■ Provided entries:
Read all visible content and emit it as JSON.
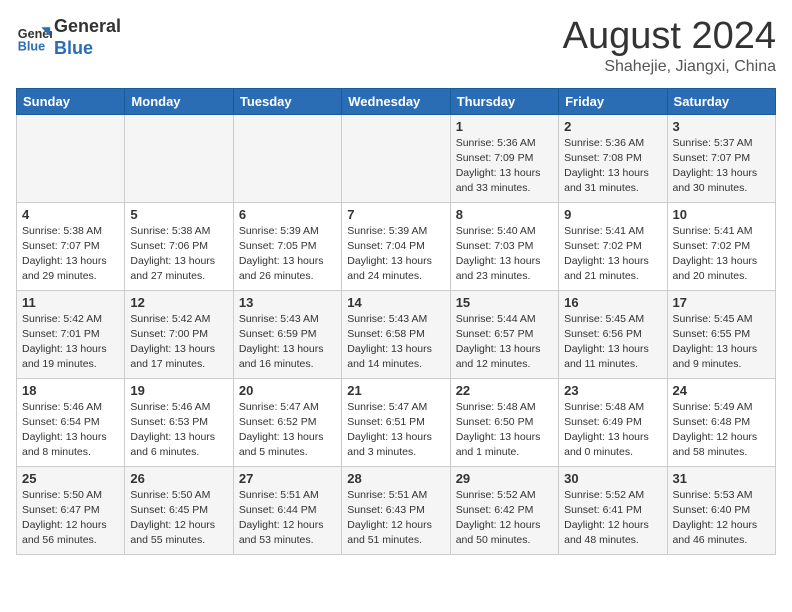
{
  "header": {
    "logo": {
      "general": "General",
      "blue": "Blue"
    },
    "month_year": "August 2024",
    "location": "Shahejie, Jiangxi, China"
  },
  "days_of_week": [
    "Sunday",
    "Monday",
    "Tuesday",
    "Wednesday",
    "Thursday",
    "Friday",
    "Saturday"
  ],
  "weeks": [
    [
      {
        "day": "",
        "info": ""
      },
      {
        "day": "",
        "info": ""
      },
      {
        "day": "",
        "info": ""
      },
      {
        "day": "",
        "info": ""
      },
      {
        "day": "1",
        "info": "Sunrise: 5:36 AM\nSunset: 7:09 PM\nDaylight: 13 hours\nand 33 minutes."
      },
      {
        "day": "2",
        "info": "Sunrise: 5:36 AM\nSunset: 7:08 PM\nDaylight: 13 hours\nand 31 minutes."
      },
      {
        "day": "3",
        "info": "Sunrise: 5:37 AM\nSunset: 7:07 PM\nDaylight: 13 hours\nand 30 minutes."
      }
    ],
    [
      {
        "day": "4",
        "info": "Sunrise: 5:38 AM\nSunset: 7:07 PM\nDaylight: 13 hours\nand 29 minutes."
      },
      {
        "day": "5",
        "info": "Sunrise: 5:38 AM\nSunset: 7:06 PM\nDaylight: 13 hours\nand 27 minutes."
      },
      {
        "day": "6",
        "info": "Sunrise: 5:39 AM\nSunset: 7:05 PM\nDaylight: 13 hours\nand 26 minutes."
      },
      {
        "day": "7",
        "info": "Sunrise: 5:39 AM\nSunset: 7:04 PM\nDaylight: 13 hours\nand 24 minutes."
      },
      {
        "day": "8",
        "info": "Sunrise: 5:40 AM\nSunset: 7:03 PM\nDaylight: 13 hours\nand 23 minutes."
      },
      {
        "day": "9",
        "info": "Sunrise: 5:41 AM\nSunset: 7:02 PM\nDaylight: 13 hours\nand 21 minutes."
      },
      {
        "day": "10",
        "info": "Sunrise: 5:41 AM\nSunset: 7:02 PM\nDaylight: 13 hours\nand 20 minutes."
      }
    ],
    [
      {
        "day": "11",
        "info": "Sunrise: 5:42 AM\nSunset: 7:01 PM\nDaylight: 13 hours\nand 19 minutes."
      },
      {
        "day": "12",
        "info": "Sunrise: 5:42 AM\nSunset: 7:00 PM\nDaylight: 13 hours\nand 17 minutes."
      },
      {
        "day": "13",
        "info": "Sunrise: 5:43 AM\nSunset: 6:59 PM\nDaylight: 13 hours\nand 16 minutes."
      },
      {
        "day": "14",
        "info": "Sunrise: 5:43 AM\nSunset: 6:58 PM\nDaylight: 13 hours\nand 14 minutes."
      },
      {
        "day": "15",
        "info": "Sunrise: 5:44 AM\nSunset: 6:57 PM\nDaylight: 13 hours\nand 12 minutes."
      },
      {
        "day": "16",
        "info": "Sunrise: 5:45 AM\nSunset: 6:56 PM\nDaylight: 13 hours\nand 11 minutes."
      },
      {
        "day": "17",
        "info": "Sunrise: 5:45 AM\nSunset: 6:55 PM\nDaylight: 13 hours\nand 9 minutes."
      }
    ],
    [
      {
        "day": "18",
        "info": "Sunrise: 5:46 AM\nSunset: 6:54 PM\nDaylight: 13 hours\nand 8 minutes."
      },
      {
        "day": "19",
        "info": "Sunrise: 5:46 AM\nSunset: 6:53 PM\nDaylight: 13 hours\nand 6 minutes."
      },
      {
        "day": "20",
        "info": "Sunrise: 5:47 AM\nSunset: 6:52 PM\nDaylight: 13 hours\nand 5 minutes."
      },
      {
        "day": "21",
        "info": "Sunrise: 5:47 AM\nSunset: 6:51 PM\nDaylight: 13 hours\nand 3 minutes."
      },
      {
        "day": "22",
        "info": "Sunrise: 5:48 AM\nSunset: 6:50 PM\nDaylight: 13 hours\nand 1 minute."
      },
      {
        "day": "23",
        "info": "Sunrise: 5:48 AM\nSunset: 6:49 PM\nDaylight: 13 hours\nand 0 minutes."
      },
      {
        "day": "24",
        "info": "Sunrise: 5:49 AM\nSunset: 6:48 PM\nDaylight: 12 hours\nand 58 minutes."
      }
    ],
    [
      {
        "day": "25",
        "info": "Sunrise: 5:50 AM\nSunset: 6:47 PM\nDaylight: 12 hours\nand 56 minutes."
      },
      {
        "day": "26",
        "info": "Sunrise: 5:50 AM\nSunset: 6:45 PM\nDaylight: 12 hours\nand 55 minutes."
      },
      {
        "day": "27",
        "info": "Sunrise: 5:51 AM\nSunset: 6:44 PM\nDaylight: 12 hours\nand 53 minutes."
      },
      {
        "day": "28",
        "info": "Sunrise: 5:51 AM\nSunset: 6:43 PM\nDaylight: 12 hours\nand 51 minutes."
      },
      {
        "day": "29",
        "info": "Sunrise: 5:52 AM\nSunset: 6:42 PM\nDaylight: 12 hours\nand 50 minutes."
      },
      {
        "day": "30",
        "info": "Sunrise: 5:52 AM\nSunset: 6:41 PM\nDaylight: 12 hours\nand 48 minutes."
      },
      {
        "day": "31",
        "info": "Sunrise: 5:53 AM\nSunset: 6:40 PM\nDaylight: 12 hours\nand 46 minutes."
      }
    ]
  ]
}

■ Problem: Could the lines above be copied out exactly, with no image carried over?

■ Answer to this task:
Read all visible content and emit it as JSON.
{
  "header": {
    "logo": {
      "general": "General",
      "blue": "Blue"
    },
    "month_year": "August 2024",
    "location": "Shahejie, Jiangxi, China"
  },
  "days_of_week": [
    "Sunday",
    "Monday",
    "Tuesday",
    "Wednesday",
    "Thursday",
    "Friday",
    "Saturday"
  ],
  "weeks": [
    [
      {
        "day": "",
        "info": ""
      },
      {
        "day": "",
        "info": ""
      },
      {
        "day": "",
        "info": ""
      },
      {
        "day": "",
        "info": ""
      },
      {
        "day": "1",
        "info": "Sunrise: 5:36 AM\nSunset: 7:09 PM\nDaylight: 13 hours\nand 33 minutes."
      },
      {
        "day": "2",
        "info": "Sunrise: 5:36 AM\nSunset: 7:08 PM\nDaylight: 13 hours\nand 31 minutes."
      },
      {
        "day": "3",
        "info": "Sunrise: 5:37 AM\nSunset: 7:07 PM\nDaylight: 13 hours\nand 30 minutes."
      }
    ],
    [
      {
        "day": "4",
        "info": "Sunrise: 5:38 AM\nSunset: 7:07 PM\nDaylight: 13 hours\nand 29 minutes."
      },
      {
        "day": "5",
        "info": "Sunrise: 5:38 AM\nSunset: 7:06 PM\nDaylight: 13 hours\nand 27 minutes."
      },
      {
        "day": "6",
        "info": "Sunrise: 5:39 AM\nSunset: 7:05 PM\nDaylight: 13 hours\nand 26 minutes."
      },
      {
        "day": "7",
        "info": "Sunrise: 5:39 AM\nSunset: 7:04 PM\nDaylight: 13 hours\nand 24 minutes."
      },
      {
        "day": "8",
        "info": "Sunrise: 5:40 AM\nSunset: 7:03 PM\nDaylight: 13 hours\nand 23 minutes."
      },
      {
        "day": "9",
        "info": "Sunrise: 5:41 AM\nSunset: 7:02 PM\nDaylight: 13 hours\nand 21 minutes."
      },
      {
        "day": "10",
        "info": "Sunrise: 5:41 AM\nSunset: 7:02 PM\nDaylight: 13 hours\nand 20 minutes."
      }
    ],
    [
      {
        "day": "11",
        "info": "Sunrise: 5:42 AM\nSunset: 7:01 PM\nDaylight: 13 hours\nand 19 minutes."
      },
      {
        "day": "12",
        "info": "Sunrise: 5:42 AM\nSunset: 7:00 PM\nDaylight: 13 hours\nand 17 minutes."
      },
      {
        "day": "13",
        "info": "Sunrise: 5:43 AM\nSunset: 6:59 PM\nDaylight: 13 hours\nand 16 minutes."
      },
      {
        "day": "14",
        "info": "Sunrise: 5:43 AM\nSunset: 6:58 PM\nDaylight: 13 hours\nand 14 minutes."
      },
      {
        "day": "15",
        "info": "Sunrise: 5:44 AM\nSunset: 6:57 PM\nDaylight: 13 hours\nand 12 minutes."
      },
      {
        "day": "16",
        "info": "Sunrise: 5:45 AM\nSunset: 6:56 PM\nDaylight: 13 hours\nand 11 minutes."
      },
      {
        "day": "17",
        "info": "Sunrise: 5:45 AM\nSunset: 6:55 PM\nDaylight: 13 hours\nand 9 minutes."
      }
    ],
    [
      {
        "day": "18",
        "info": "Sunrise: 5:46 AM\nSunset: 6:54 PM\nDaylight: 13 hours\nand 8 minutes."
      },
      {
        "day": "19",
        "info": "Sunrise: 5:46 AM\nSunset: 6:53 PM\nDaylight: 13 hours\nand 6 minutes."
      },
      {
        "day": "20",
        "info": "Sunrise: 5:47 AM\nSunset: 6:52 PM\nDaylight: 13 hours\nand 5 minutes."
      },
      {
        "day": "21",
        "info": "Sunrise: 5:47 AM\nSunset: 6:51 PM\nDaylight: 13 hours\nand 3 minutes."
      },
      {
        "day": "22",
        "info": "Sunrise: 5:48 AM\nSunset: 6:50 PM\nDaylight: 13 hours\nand 1 minute."
      },
      {
        "day": "23",
        "info": "Sunrise: 5:48 AM\nSunset: 6:49 PM\nDaylight: 13 hours\nand 0 minutes."
      },
      {
        "day": "24",
        "info": "Sunrise: 5:49 AM\nSunset: 6:48 PM\nDaylight: 12 hours\nand 58 minutes."
      }
    ],
    [
      {
        "day": "25",
        "info": "Sunrise: 5:50 AM\nSunset: 6:47 PM\nDaylight: 12 hours\nand 56 minutes."
      },
      {
        "day": "26",
        "info": "Sunrise: 5:50 AM\nSunset: 6:45 PM\nDaylight: 12 hours\nand 55 minutes."
      },
      {
        "day": "27",
        "info": "Sunrise: 5:51 AM\nSunset: 6:44 PM\nDaylight: 12 hours\nand 53 minutes."
      },
      {
        "day": "28",
        "info": "Sunrise: 5:51 AM\nSunset: 6:43 PM\nDaylight: 12 hours\nand 51 minutes."
      },
      {
        "day": "29",
        "info": "Sunrise: 5:52 AM\nSunset: 6:42 PM\nDaylight: 12 hours\nand 50 minutes."
      },
      {
        "day": "30",
        "info": "Sunrise: 5:52 AM\nSunset: 6:41 PM\nDaylight: 12 hours\nand 48 minutes."
      },
      {
        "day": "31",
        "info": "Sunrise: 5:53 AM\nSunset: 6:40 PM\nDaylight: 12 hours\nand 46 minutes."
      }
    ]
  ]
}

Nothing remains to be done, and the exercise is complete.